The bitterness in a beer comes mainly from the alpha acid resins present in the hop flower, or cone. Hops are usually labelled according to % alpha acid, which can be used to determine the amount of a given kind of hops to produce a given level of bitterness.
Brewing scientists use International Bitterness Units (IBUs) in their calculations of the bitterness of a given beer. The units describe the amount of alpha acids per liter of wort. However, IBUs do not completely reflect the bitterness perceived in a beer because a given IBU in a light bodied beer will taste much more bitter than a heavy bodied beer with the same IBU. The alpha acids counteract the sweet flavors of the sugars, so the more sugars available, the more alpha acids required to counteract them.
A simpler method used in recipes is the Homebrew Bitterness Unit (HBU), which is simply the % alpha acid × the ounces of hops. Since hops of the same variety can vary from year to year in % alpha acid, this measurement can be useful to maintain consistency in the bitterness of a given recipe. Another unit that can be used is Metric Bitterness Units (MBU) which is calculated exactly as HBUs, but using grams instead of ounces.
Bitterness is extracted by boiling the hops in the wort for an hour or more. The alpha acids require the high temperature for so long to allow isomerization to occur, which is just a fancy word to describe the chemical reaction that causes the alpha acids to dissolve into the wort. The longer this reaction is allowed to occur, the better the utilization of the alpha acids will be, since more of it will be extracted.

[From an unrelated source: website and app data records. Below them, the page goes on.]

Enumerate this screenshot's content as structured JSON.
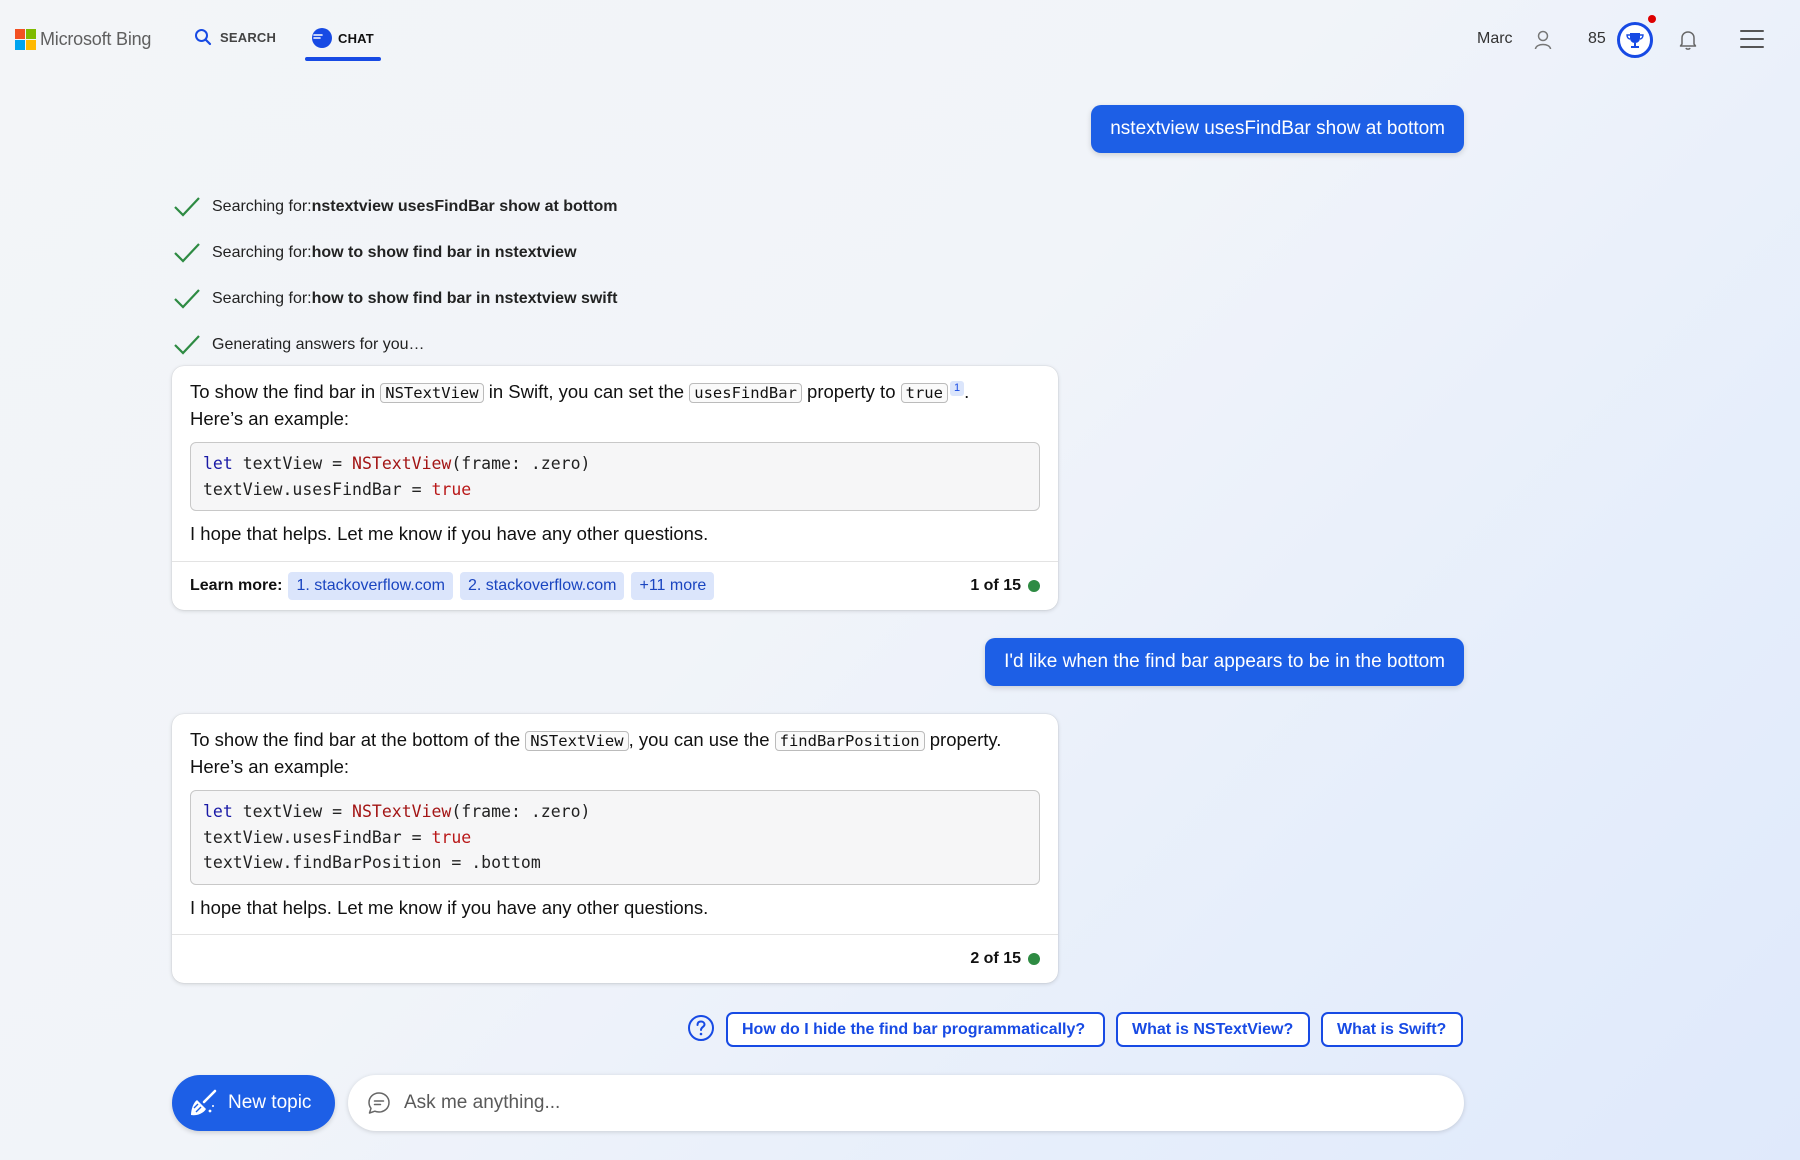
{
  "header": {
    "logo_text": "Microsoft Bing",
    "tabs": [
      {
        "label": "SEARCH",
        "icon": "search-icon",
        "active": false
      },
      {
        "label": "CHAT",
        "icon": "chat-icon",
        "active": true
      }
    ],
    "user_name": "Marc",
    "points": "85",
    "accent_color": "#174ae4"
  },
  "messages": {
    "user_1": "nstextview usesFindBar show at bottom",
    "progress": [
      {
        "prefix": "Searching for: ",
        "query": "nstextview usesFindBar show at bottom"
      },
      {
        "prefix": "Searching for: ",
        "query": "how to show find bar in nstextview"
      },
      {
        "prefix": "Searching for: ",
        "query": "how to show find bar in nstextview swift"
      },
      {
        "prefix": "Generating answers for you…",
        "query": ""
      }
    ],
    "bot_1": {
      "t1": "To show the find bar in ",
      "c1": "NSTextView",
      "t2": " in Swift, you can set the ",
      "c2": "usesFindBar",
      "t3": " property to ",
      "c3": "true",
      "citation": "1",
      "t4": ".",
      "t5": "Here’s an example:",
      "code": {
        "l1_kw": "let",
        "l1_a": " textView = ",
        "l1_type": "NSTextView",
        "l1_b": "(frame: .zero)",
        "l2_a": "textView.usesFindBar = ",
        "l2_bool": "true"
      },
      "after": "I hope that helps. Let me know if you have any other questions.",
      "learn_more_label": "Learn more:",
      "sources": [
        "1. stackoverflow.com",
        "2. stackoverflow.com",
        "+11 more"
      ],
      "counter": "1 of 15"
    },
    "user_2": "I'd like when the find bar appears to be in the bottom",
    "bot_2": {
      "t1": "To show the find bar at the bottom of the ",
      "c1": "NSTextView",
      "t2": ", you can use the ",
      "c2": "findBarPosition",
      "t3": " property.",
      "t4": "Here’s an example:",
      "code": {
        "l1_kw": "let",
        "l1_a": " textView = ",
        "l1_type": "NSTextView",
        "l1_b": "(frame: .zero)",
        "l2_a": "textView.usesFindBar = ",
        "l2_bool": "true",
        "l3": "textView.findBarPosition = .bottom"
      },
      "after": "I hope that helps. Let me know if you have any other questions.",
      "counter": "2 of 15"
    }
  },
  "suggestions": [
    "How do I hide the find bar programmatically?",
    "What is NSTextView?",
    "What is Swift?"
  ],
  "input": {
    "new_topic_label": "New topic",
    "placeholder": "Ask me anything...",
    "value": ""
  },
  "status_color": "#2e8b43"
}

Flavouring and Aroma
Hops also contain hop oils that have strong tastes and smells that many home-brewers find quite desirable. These oils, unlike alpha acids, are water soluble, and can quickly be extracted. However, because they are soluble, they will also "boil away." So, to get the desirable flavors and aromas into the beer, Flavoring and aroma hops are added near the end of the boil, sometimes in two stages, and less often a brew master may "dry hop" the fermenting beer.
Yeast is technically an ingredient, but yet it really isn't. Yeast can be thought of as the machine by which wort is turned into beer. Before the discovery of yeast, this process was considered somewhat magical, and beer was often fermented by wild strains of yeast, and sometimes by a strain of yeast found on a family's stir stick or in previously used fermentation barrels. In fact, the Reinheitsgebot of Germany stated that the only permissible ingredients in beer were barley, hops, and water. Often, fermenting beer would get contaminated with bacteria and/or undesirable strains of yeast, and barrels would be burned - not because of the contamination but because the barrel was "cursed." A "stir stick" that was used in successful batches of beer would be considered blessed and would be treasured by its owners, not realizing that it was just infected with a desirable strain of yeast.
There are two main types of beer yeast; Ale and Lager. Ale yeast is top-fermenting and prefers temperatures from 60–70°F (15 - 21°C). Ales are typically more complex than lagers, with more flavour and aroma components. Lager yeast is bottom-fermenting and prefers cooler temperatures. It typically results in a cleaner tasting beer, without the estery character common to ales.
Yeast comes in two main forms, dried and liquid. Dried yeast can be of very good quality (avoid that which comes with tins of malt extract, though), and is often more quickly active in a beer. It can produce a limited range of ales—beware that no dried yeast is truly a lager yeast, nor will it provide the distinctive lager character. Dried yeasts are generally more effective if rehydrated prior to use. Liquid yeasts are harder to store as they must be kept chilled prior to use. There are many more strains of liquid yeast, and thus one can much more exactly reproduce a particular beer or style. Dried yeast is typically used by beginners and liquid yeast by more advanced brewers, although there are exceptions on either end of the scale.